"We had contacted BNSF with an actual offer to purchase railroad (right of way) to construct a diversion channel," he said. "We followed that up with a meeting in Springfield at BNSF offices and were told at that time that any decision to sell right of way would need to be reviewed in Springfield, then Kansas City, Minneapolis and then their headquarters in Dallas for final approval and that it wasn’t likely to be approved because the railroad rarely sold (right of way)."

10 to 12 inches

Although city leaders and the railroad seem stalled, rain doesn't wait. According to the National Weather Service, 10 to 12 inches of rain fell in southern Lawrence and northern Barry counties last week, more than most other parts of the region. That's nearly twice the rain of the "100-year event" in 2009, which was estimated at 6.65 inches.

Mayor Brownsberger, who owns a downtown clothing store founded by his father in 1962, said store owners typically use sandbags to try to limit flood damage before a big rain is predicted. Some downtown merchants also have installed specially built flood barriers.

"Most everyone in the downtown area knows what to expect," he said.

Monett, population 8,873, is one of many Missouri cities founded because of the St. Louis-San Francisco Railway, commonly called the Frisco. In 1980, the Frisco became part of Burlington Northern Railroad Co., which later became part of BNSF.

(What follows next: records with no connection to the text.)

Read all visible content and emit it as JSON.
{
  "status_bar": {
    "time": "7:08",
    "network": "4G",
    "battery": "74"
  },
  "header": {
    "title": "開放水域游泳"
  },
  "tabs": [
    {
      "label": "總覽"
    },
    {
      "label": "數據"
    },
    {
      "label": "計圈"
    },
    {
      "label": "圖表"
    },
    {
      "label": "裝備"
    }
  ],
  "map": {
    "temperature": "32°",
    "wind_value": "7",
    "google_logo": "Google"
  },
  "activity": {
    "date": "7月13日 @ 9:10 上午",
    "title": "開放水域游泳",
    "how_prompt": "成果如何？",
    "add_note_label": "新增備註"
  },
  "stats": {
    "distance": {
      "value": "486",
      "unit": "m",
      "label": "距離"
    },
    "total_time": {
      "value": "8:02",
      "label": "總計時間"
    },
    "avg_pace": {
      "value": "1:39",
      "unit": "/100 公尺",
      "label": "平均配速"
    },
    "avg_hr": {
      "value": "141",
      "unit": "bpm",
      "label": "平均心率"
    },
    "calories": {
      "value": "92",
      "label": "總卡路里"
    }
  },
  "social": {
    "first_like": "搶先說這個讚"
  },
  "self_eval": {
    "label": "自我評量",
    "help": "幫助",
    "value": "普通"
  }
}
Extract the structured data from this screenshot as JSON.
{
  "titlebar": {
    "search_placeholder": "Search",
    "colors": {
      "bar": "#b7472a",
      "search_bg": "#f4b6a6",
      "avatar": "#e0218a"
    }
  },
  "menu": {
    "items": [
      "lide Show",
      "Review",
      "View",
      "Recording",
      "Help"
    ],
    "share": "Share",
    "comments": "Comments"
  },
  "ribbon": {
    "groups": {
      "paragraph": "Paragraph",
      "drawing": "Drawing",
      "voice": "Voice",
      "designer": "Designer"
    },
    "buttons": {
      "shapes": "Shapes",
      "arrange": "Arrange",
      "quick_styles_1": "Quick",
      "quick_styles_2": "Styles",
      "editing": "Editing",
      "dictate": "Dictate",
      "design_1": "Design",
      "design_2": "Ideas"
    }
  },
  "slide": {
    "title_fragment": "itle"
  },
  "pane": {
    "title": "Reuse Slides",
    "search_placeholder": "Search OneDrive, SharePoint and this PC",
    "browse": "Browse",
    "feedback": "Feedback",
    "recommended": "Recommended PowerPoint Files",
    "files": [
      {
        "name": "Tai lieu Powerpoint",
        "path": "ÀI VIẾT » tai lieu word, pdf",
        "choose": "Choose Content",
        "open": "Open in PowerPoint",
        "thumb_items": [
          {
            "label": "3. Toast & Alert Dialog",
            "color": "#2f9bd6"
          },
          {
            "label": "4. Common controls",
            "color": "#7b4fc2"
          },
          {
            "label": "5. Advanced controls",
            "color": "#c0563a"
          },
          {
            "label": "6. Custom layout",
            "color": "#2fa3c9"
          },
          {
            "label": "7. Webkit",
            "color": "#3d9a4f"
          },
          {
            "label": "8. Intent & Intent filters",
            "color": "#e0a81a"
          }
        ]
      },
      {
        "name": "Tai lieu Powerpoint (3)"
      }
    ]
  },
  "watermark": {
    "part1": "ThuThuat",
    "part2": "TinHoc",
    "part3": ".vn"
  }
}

Historic photos show that Broadway, a main downtown street that parallels Kelly Creek, has flooded at least since 1908. The Olsson study listed "substantial flooding" 10 times since 1916. A flood in 1927 rose so fast that waitresses in the Frisco Hotel at Front and Fifth streets stood on tables until they were rescued by firefighters, according to The Monett Times.

The Works Progress Administration, the federal effort to put people to work during the Great Depression in the 1930s, spent $60,000 on flood relief efforts on Kelly Creek that included building masonry walls along the creek. In 1948, flood control in Monett was the subject of a subcommittee hearing at the U.S. House of Representatives. Col. Herbert Gee, of the U.S. Army Corps of Engineers, briefly discussed a proposal at the hearing to divert Kelly Creek around Monett.

That never happened. Monett flooded again in 1981, 1990 and 1993. City leaders looked at building dams in the 1990s to try to prevent floods. Storm sewers were improved as part of downtown work in 2000.

Still, the floods have continued, and damage to buildings hasn't been the only danger.

In March 2008, 19-year-old Mark Speir, a senior at Monett High School, drowned in Kelly Creek after apparently going to look at the flooding that spring, according to news accounts.

"He was going down the creek screaming and hollering," Mike Rowe, the Lawrence County emergency management chief, said shortly after Speir's death.

In response, The Monett Times turned to the Monett Area YMCA for help and got a lane marker rope that was no longer being used at the city swimming pool.

"When the water in the creek rises, this rope will be tied on both sides of the stream and draped across the water, providing one last place to hang on, which Mark Speir did not have," wrote Murray Bishoff, a longtime editor at the Times.

Pyle, the city administrator, said this week that he didn't have an estimate for how much damage the most recent flood has caused.

The 2011 study estimated the 2009 flood caused $12 million in damage.

The Natural Resources Conservation Service has estimated annual flooding damages from Kelly Creek are $827,000.

Morris, the owner of Fashion Crossroads, said she has no plans to move from the historic building that she and her husband own although they have no flood insurance. She is hoping to reopen soon.

"We've been through several of these," Morris said. "We'll just pick up the pieces and start all over again. Little by little we'll get it done."